People were far less critical of the sugar counts than they are now; in fact, sugar was actually being marketed in the second half of the 20th century as a health food. Sugary food advertisements at the time boasted that their products helped boost your energy. One 1970s advertisement stated, “Sugar … only 18 calories per teaspoon, and it’s all energy.”
A Return to Granola
Culture is almost always cyclical, and the counterculture of the 1960s once again took a stance against the poor diets of the mainstream, just like Kellogg and Jackson did a century earlier. The counterculture believed the obsession with convenience foods (like cold cereal and frozen waffles) was creating a public health crisis.
The food industry fed their wishes and revamped granola, introducing the granola that you can buy today. (In other words, it was nothing like Jackon’s or Kellogg’s early versions). Despite the fact that this newer version of granola was heavily sweetened, it was a hit for “hippies.”
The fact that the hippies flocked to this sugary granola on their quest for health demonstrates just how much American culture had shifted since the Clean Living Movement, especially in regards to sugar. After all, granola often earns criticism today for being one of the most sugary cereals in the breakfast aisle. (Here are more surprisingly sugary foods to look out for.)
Sugar is under greater scrutiny today than it was in the 1970s. Breakfast cereals have received a lot of negative attention from activists who claim the mascots, prizes, and sugar are an irresponsible attempt to market unhealthy food to children. After all, today’s cereals contain an average of 9 grams of sugar per serving—and cereals marketed to kids average 10.4 grams of sugar per serving, according to a study by the Environmental Working Group.
This sugar scrutiny is part of a larger movement in the United States, harkening back to Kellogg’s Clean Living Movement. “Clean eating” is a thing, there’s a “Reducetarian” movement to eat less meat, and oatmeal has made a comeback. It’s basically the 19th century again.

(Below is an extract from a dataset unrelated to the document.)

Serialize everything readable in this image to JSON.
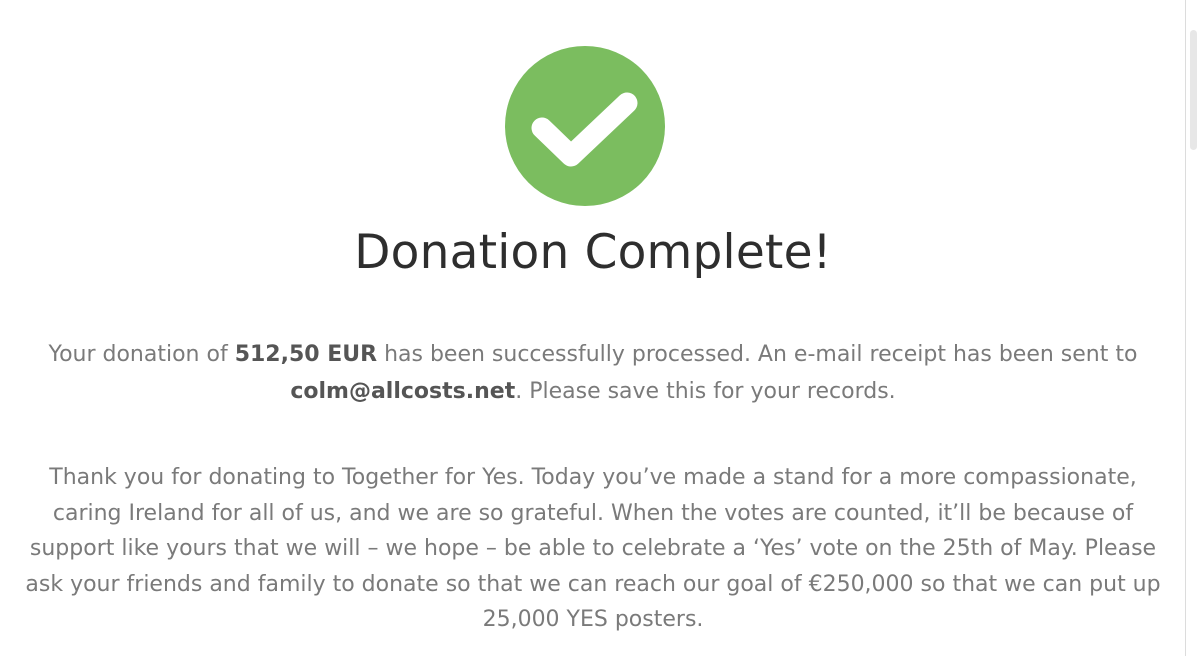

That said, wholesome and low-sugar cereal options *are* available, including the original Corn Flakes. Just flip to the side and check the nutritional label. A good-quality cereal should list a whole grain as the first ingredient, be high in fiber, and contain as little sugar as possible. Learn more tips for buying healthier cereal here.

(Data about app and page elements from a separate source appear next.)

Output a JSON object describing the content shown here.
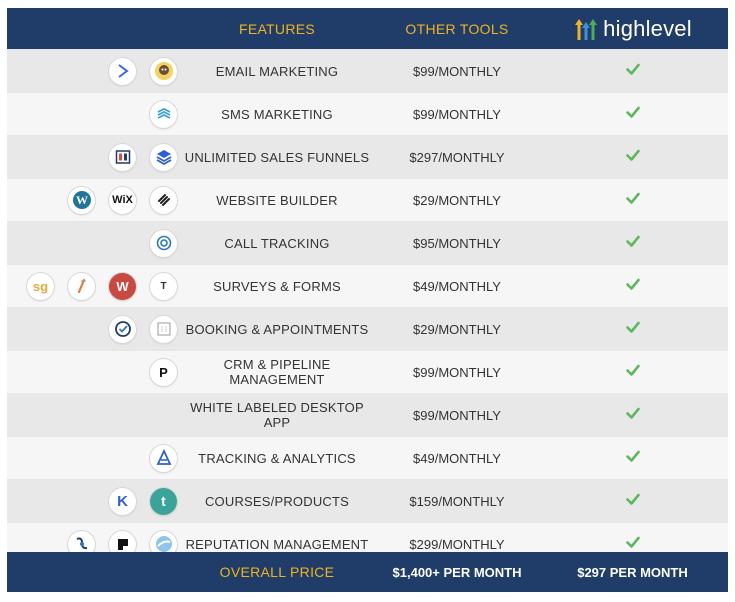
{
  "header": {
    "features": "FEATURES",
    "other_tools": "OTHER TOOLS",
    "brand": "highlevel"
  },
  "rows": [
    {
      "feature": "EMAIL MARKETING",
      "price": "$99/MONTHLY",
      "icons": [
        "activecampaign-icon",
        "mailchimp-icon"
      ]
    },
    {
      "feature": "SMS MARKETING",
      "price": "$99/MONTHLY",
      "icons": [
        "sms-layers-icon"
      ]
    },
    {
      "feature": "UNLIMITED SALES FUNNELS",
      "price": "$297/MONTHLY",
      "icons": [
        "clickfunnels-icon",
        "stack-icon"
      ]
    },
    {
      "feature": "WEBSITE BUILDER",
      "price": "$29/MONTHLY",
      "icons": [
        "wordpress-icon",
        "wix-icon",
        "squarespace-icon"
      ]
    },
    {
      "feature": "CALL TRACKING",
      "price": "$95/MONTHLY",
      "icons": [
        "calltracking-icon"
      ]
    },
    {
      "feature": "SURVEYS & FORMS",
      "price": "$49/MONTHLY",
      "icons": [
        "surveygizmo-icon",
        "formstack-icon",
        "wufoo-icon",
        "typeform-icon"
      ]
    },
    {
      "feature": "BOOKING & APPOINTMENTS",
      "price": "$29/MONTHLY",
      "icons": [
        "calendly-icon",
        "acuity-icon"
      ]
    },
    {
      "feature": "CRM & PIPELINE MANAGEMENT",
      "price": "$99/MONTHLY",
      "icons": [
        "pipedrive-icon"
      ]
    },
    {
      "feature": "WHITE LABELED DESKTOP APP",
      "price": "$99/MONTHLY",
      "icons": []
    },
    {
      "feature": "TRACKING & ANALYTICS",
      "price": "$49/MONTHLY",
      "icons": [
        "analytics-icon"
      ]
    },
    {
      "feature": "COURSES/PRODUCTS",
      "price": "$159/MONTHLY",
      "icons": [
        "kajabi-icon",
        "teachable-icon"
      ]
    },
    {
      "feature": "REPUTATION MANAGEMENT",
      "price": "$299/MONTHLY",
      "icons": [
        "birdeye-icon",
        "podium-icon",
        "grade-us-icon"
      ]
    }
  ],
  "icon_text": {
    "wix-icon": "WiX",
    "surveygizmo-icon": "sg",
    "wufoo-icon": "W",
    "typeform-icon": "T",
    "pipedrive-icon": "P",
    "teachable-icon": "t",
    "kajabi-icon": "K"
  },
  "footer": {
    "label": "OVERALL PRICE",
    "other_total": "$1,400+ PER MONTH",
    "highlevel_total": "$297 PER MONTH"
  },
  "colors": {
    "header_bg": "#1f3d68",
    "accent": "#f2b31c",
    "check": "#5cb85c"
  }
}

Anderson HA. Breakfast: a history. Lanham, MD: AltaMira Press, 2013.
Bishai D, Nalubola R. The history of food fortification in the United States: its relevance for current fortification efforts in developing countries. Economic Development and Cultural Change. 2002 Oct;51(1):37-53.
Children’s cereals: cereals contain far more sugar than experts recommend. Washington, DC: Environmental Working Group, 2014. (Accessed on June 4, 2019 at https://www.ewg.org/research/childrens-cereals-sugar-pound/cereals-contain-far-more-sugar-experts-recommend.)
Corn flakes. Washington, DC: U.S. Department of Agriculture. (Accessed on June 4, 2019 at https://ndb.nal.usda.gov/ndb/foods/show/45309090.)